* WORK REQUIRED: Filter the records below for the word "with". Keep each line that has it.

____________________

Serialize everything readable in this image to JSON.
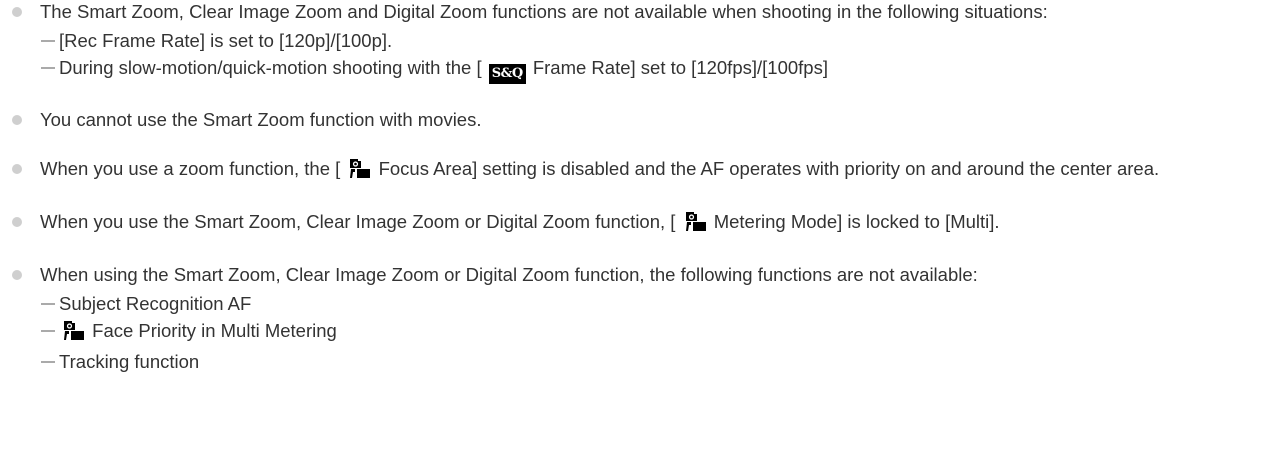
{
  "notes": [
    {
      "text": "The Smart Zoom, Clear Image Zoom and Digital Zoom functions are not available when shooting in the following situations:",
      "sub": [
        {
          "text": "[Rec Frame Rate] is set to [120p]/[100p]."
        },
        {
          "before": "During slow-motion/quick-motion shooting with the [",
          "icon_label": "S&Q",
          "after": " Frame Rate] set to [120fps]/[100fps]"
        }
      ]
    },
    {
      "text": "You cannot use the Smart Zoom function with movies."
    },
    {
      "before": "When you use a zoom function, the [",
      "after": " Focus Area] setting is disabled and the AF operates with priority on and around the center area."
    },
    {
      "before": "When you use the Smart Zoom, Clear Image Zoom or Digital Zoom function, [",
      "after": " Metering Mode] is locked to [Multi]."
    },
    {
      "text": "When using the Smart Zoom, Clear Image Zoom or Digital Zoom function, the following functions are not available:",
      "sub": [
        {
          "text": "Subject Recognition AF"
        },
        {
          "after": " Face Priority in Multi Metering"
        },
        {
          "text": "Tracking function"
        }
      ]
    }
  ],
  "icons": {
    "bullet": "bullet-icon",
    "dash": "dash-icon",
    "still_camera": "still-camera-icon",
    "s_and_q": "s-and-q-icon"
  },
  "colors": {
    "text": "#333333",
    "bullet": "#cfcfcf",
    "dash": "#aaaaaa",
    "icon": "#000000"
  }
}
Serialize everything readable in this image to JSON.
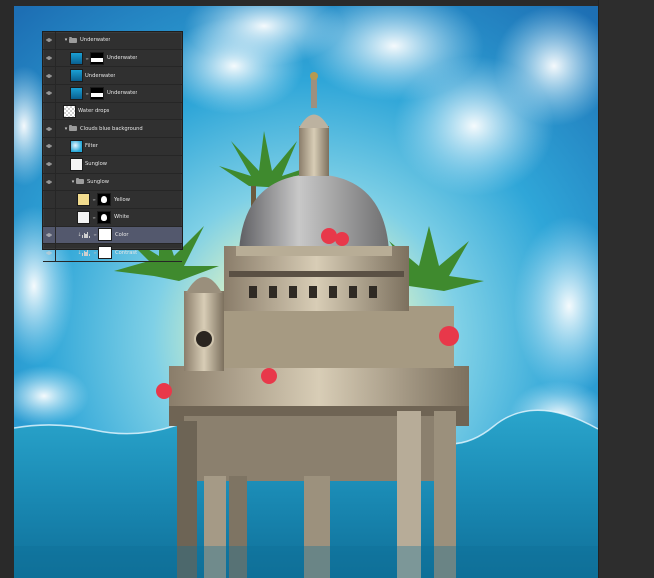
{
  "layers_panel": {
    "rows": [
      {
        "kind": "group",
        "name": "Underwater",
        "visible": true,
        "indent": 1
      },
      {
        "kind": "layer",
        "name": "Underwater",
        "visible": true,
        "thumb": "water",
        "mask": "split",
        "indent": 2
      },
      {
        "kind": "layer",
        "name": "Underwater",
        "visible": true,
        "thumb": "water",
        "mask": "none",
        "indent": 2
      },
      {
        "kind": "layer",
        "name": "Underwater",
        "visible": true,
        "thumb": "water",
        "mask": "split",
        "indent": 2
      },
      {
        "kind": "layer",
        "name": "Water drops",
        "visible": false,
        "thumb": "checker",
        "mask": "none",
        "indent": 1
      },
      {
        "kind": "group",
        "name": "Clouds blue background",
        "visible": true,
        "indent": 1
      },
      {
        "kind": "layer",
        "name": "Filter",
        "visible": true,
        "thumb": "filter",
        "mask": "none",
        "indent": 2
      },
      {
        "kind": "layer",
        "name": "Sunglow",
        "visible": true,
        "thumb": "white",
        "mask": "none",
        "indent": 2
      },
      {
        "kind": "group",
        "name": "Sunglow",
        "visible": true,
        "indent": 2
      },
      {
        "kind": "layer",
        "name": "Yellow",
        "visible": false,
        "thumb": "yellow",
        "mask": "blob",
        "indent": 3
      },
      {
        "kind": "layer",
        "name": "White",
        "visible": false,
        "thumb": "white",
        "mask": "blob",
        "indent": 3
      },
      {
        "kind": "adjustment",
        "name": "Color",
        "visible": true,
        "mask": "white",
        "indent": 3,
        "selected": true
      },
      {
        "kind": "adjustment",
        "name": "Contrast",
        "visible": true,
        "mask": "white",
        "indent": 3
      }
    ]
  },
  "colors": {
    "sky_top": "#2f86c9",
    "sky_glow": "#fff6b8",
    "water": "#1b8fb8",
    "selection": "#53586d"
  },
  "icons": {
    "visibility": "eye-icon",
    "group": "folder-icon",
    "expand": "chevron-down-icon",
    "link": "link-icon",
    "adjustment": "levels-icon",
    "clipping": "clip-arrow-icon"
  }
}
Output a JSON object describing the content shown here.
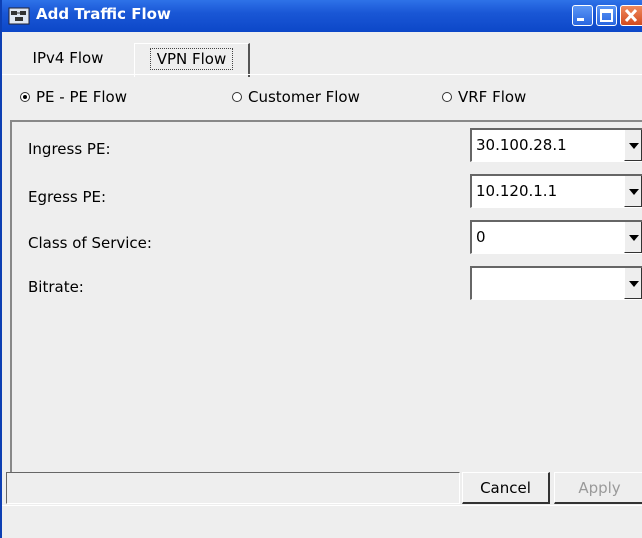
{
  "window": {
    "title": "Add Traffic Flow",
    "icons": [
      "app-icon",
      "minimize-icon",
      "maximize-icon",
      "close-icon"
    ]
  },
  "tabs": [
    {
      "label": "IPv4 Flow",
      "selected": false
    },
    {
      "label": "VPN Flow",
      "selected": true
    }
  ],
  "flow_types": [
    {
      "label": "PE - PE Flow",
      "selected": true
    },
    {
      "label": "Customer Flow",
      "selected": false
    },
    {
      "label": "VRF Flow",
      "selected": false
    }
  ],
  "form": {
    "ingress_pe": {
      "label": "Ingress PE:",
      "value": "30.100.28.1"
    },
    "egress_pe": {
      "label": "Egress PE:",
      "value": "10.120.1.1"
    },
    "class_of_service": {
      "label": "Class of Service:",
      "value": "0"
    },
    "bitrate": {
      "label": "Bitrate:",
      "value": ""
    }
  },
  "buttons": {
    "cancel": "Cancel",
    "apply": "Apply",
    "apply_enabled": false
  },
  "colors": {
    "titlebar": "#1a57d6",
    "close_button": "#d24a1e",
    "background": "#eeeeee",
    "disabled_text": "#9a9a9a"
  }
}
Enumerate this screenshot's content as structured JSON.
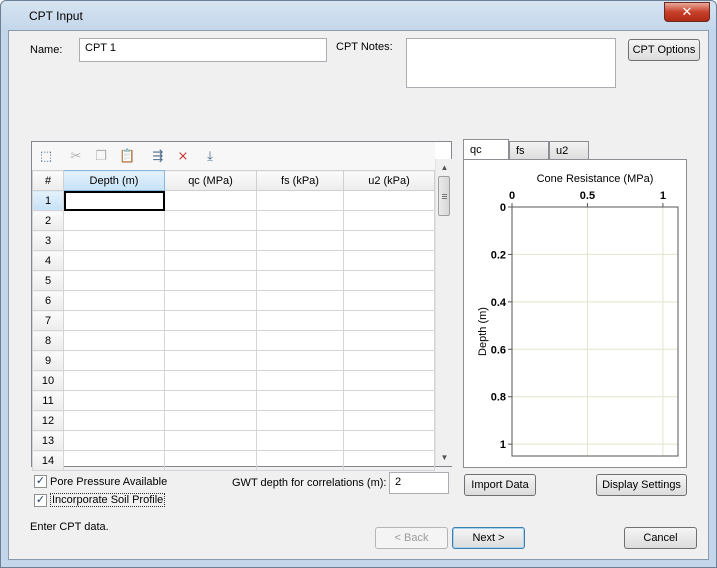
{
  "window": {
    "title": "CPT Input",
    "close_glyph": "✕"
  },
  "form": {
    "name_label": "Name:",
    "name_value": "CPT 1",
    "notes_label": "CPT Notes:",
    "notes_value": "",
    "options_button": "CPT Options"
  },
  "toolbar": {
    "icons": [
      "select-all-icon",
      "cut-icon",
      "copy-icon",
      "paste-icon",
      "insert-row-icon",
      "delete-row-icon",
      "fill-down-icon"
    ]
  },
  "grid": {
    "columns": [
      "#",
      "Depth (m)",
      "qc (MPa)",
      "fs (kPa)",
      "u2 (kPa)"
    ],
    "rows": [
      "1",
      "2",
      "3",
      "4",
      "5",
      "6",
      "7",
      "8",
      "9",
      "10",
      "11",
      "12",
      "13",
      "14"
    ],
    "selected_row": "1",
    "selected_column": "Depth (m)"
  },
  "options": {
    "pore_pressure_label": "Pore Pressure Available",
    "pore_pressure_checked": true,
    "soil_profile_label": "Incorporate Soil Profile",
    "soil_profile_checked": true,
    "gwt_label": "GWT depth for correlations (m):",
    "gwt_value": "2"
  },
  "chart_tabs": [
    "qc",
    "fs",
    "u2"
  ],
  "chart_data": {
    "type": "line",
    "title": "Cone Resistance (MPa)",
    "xlabel": "Cone Resistance (MPa)",
    "ylabel": "Depth (m)",
    "xlim": [
      0,
      1.1
    ],
    "ylim": [
      0,
      1.05
    ],
    "x_ticks": [
      "0",
      "0.5",
      "1"
    ],
    "y_ticks": [
      "0",
      "0.2",
      "0.4",
      "0.6",
      "0.8",
      "1"
    ],
    "x_axis_position": "top",
    "y_inverted": true,
    "grid": true,
    "series": []
  },
  "chart_buttons": {
    "import": "Import Data",
    "display": "Display Settings"
  },
  "status_text": "Enter CPT data.",
  "nav": {
    "back": "< Back",
    "next": "Next >",
    "cancel": "Cancel"
  }
}
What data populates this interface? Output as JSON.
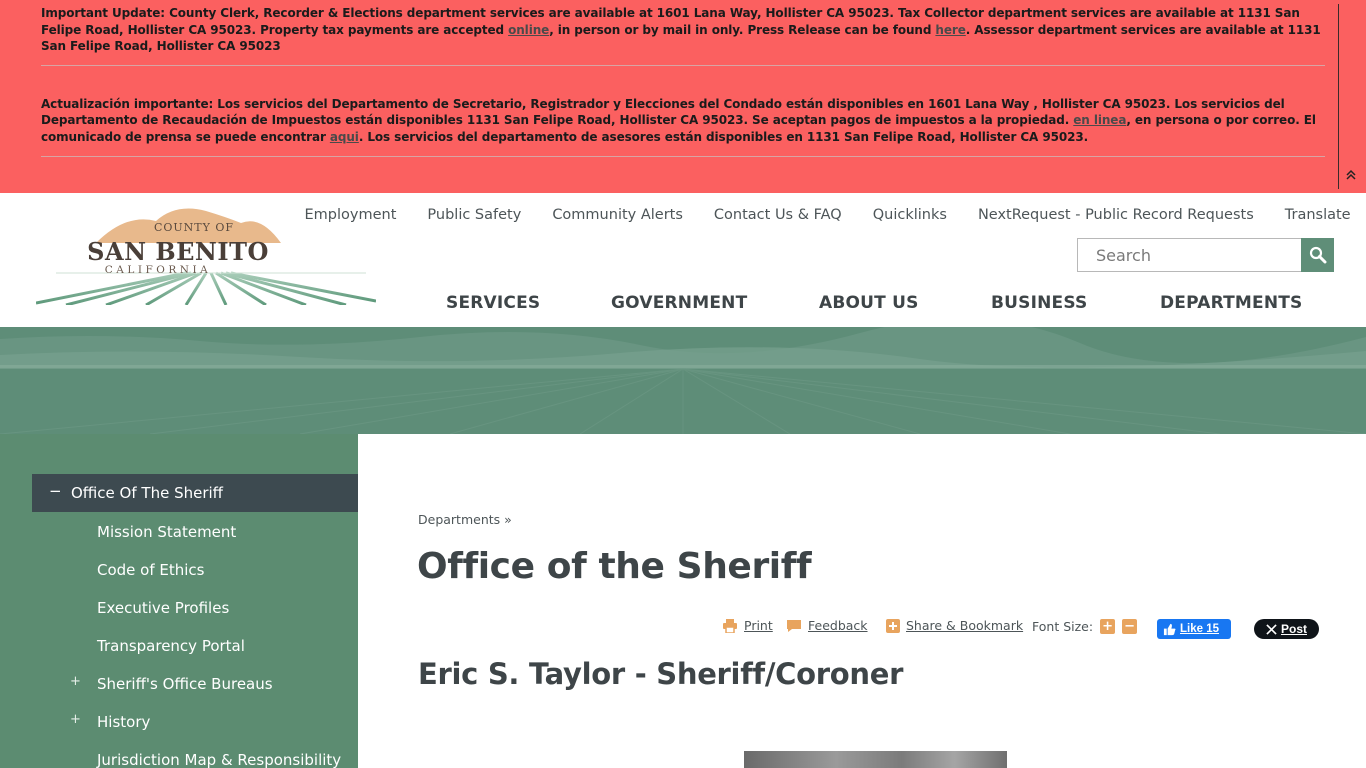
{
  "alert": {
    "en_part1": "Important Update: County Clerk, Recorder & Elections department services are available at 1601 Lana Way, Hollister CA 95023. Tax Collector department services are available at 1131 San Felipe Road, Hollister CA 95023. Property tax payments are accepted ",
    "en_link1": "online",
    "en_part2": ", in person or by mail in only. Press Release can be found ",
    "en_link2": "here",
    "en_part3": ". Assessor department services are available at 1131 San Felipe Road, Hollister CA 95023",
    "es_part1": "Actualización importante: Los servicios del Departamento de Secretario, Registrador y Elecciones del Condado están disponibles en 1601 Lana Way , Hollister CA 95023. Los servicios del Departamento de Recaudación de Impuestos están disponibles  1131 San Felipe Road, Hollister CA 95023. Se aceptan pagos de impuestos a la propiedad. ",
    "es_link1": "en linea",
    "es_part2": ", en persona o por correo. El comunicado de prensa se puede encontrar ",
    "es_link2": "aqui",
    "es_part3": ". Los servicios del departamento de asesores están disponibles en 1131 San Felipe Road, Hollister CA 95023.",
    "toggle_icon": "double-chevron-up-icon",
    "background_color": "#fb6060"
  },
  "logo": {
    "county_of": "COUNTY OF",
    "name": "SAN BENITO",
    "state": "CALIFORNIA"
  },
  "toplinks": [
    "Employment",
    "Public Safety",
    "Community Alerts",
    "Contact Us & FAQ",
    "Quicklinks",
    "NextRequest - Public Record Requests",
    "Translate"
  ],
  "search": {
    "placeholder": "Search",
    "icon": "search-icon",
    "button_color": "#5f8e78"
  },
  "mainnav": [
    "SERVICES",
    "GOVERNMENT",
    "ABOUT US",
    "BUSINESS",
    "DEPARTMENTS"
  ],
  "sidebar": {
    "active": {
      "label": "Office Of The Sheriff",
      "toggle": "−"
    },
    "items": [
      {
        "label": "Mission Statement",
        "expand": ""
      },
      {
        "label": "Code of Ethics",
        "expand": ""
      },
      {
        "label": "Executive Profiles",
        "expand": ""
      },
      {
        "label": "Transparency Portal",
        "expand": ""
      },
      {
        "label": "Sheriff's Office Bureaus",
        "expand": "+"
      },
      {
        "label": "History",
        "expand": "+"
      },
      {
        "label": "Jurisdiction Map & Responsibility",
        "expand": ""
      }
    ],
    "color": "#5c8c71"
  },
  "main": {
    "breadcrumb": {
      "link": "Departments",
      "sep": " »"
    },
    "title": "Office of the Sheriff",
    "tools": {
      "print": "Print",
      "feedback": "Feedback",
      "share": "Share & Bookmark",
      "font_size": "Font Size:",
      "increase": "+",
      "decrease": "−"
    },
    "facebook": {
      "label": "Like 15"
    },
    "x": {
      "label": "Post"
    },
    "subtitle": "Eric S. Taylor - Sheriff/Coroner"
  }
}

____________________

* ANSWER:
          "before": "During slow-motion/quick-motion shooting with the [",
      "text": "You cannot use the Smart Zoom function with movies."
      "after": " Focus Area] setting is disabled and the AF operates with priority on and around the center area."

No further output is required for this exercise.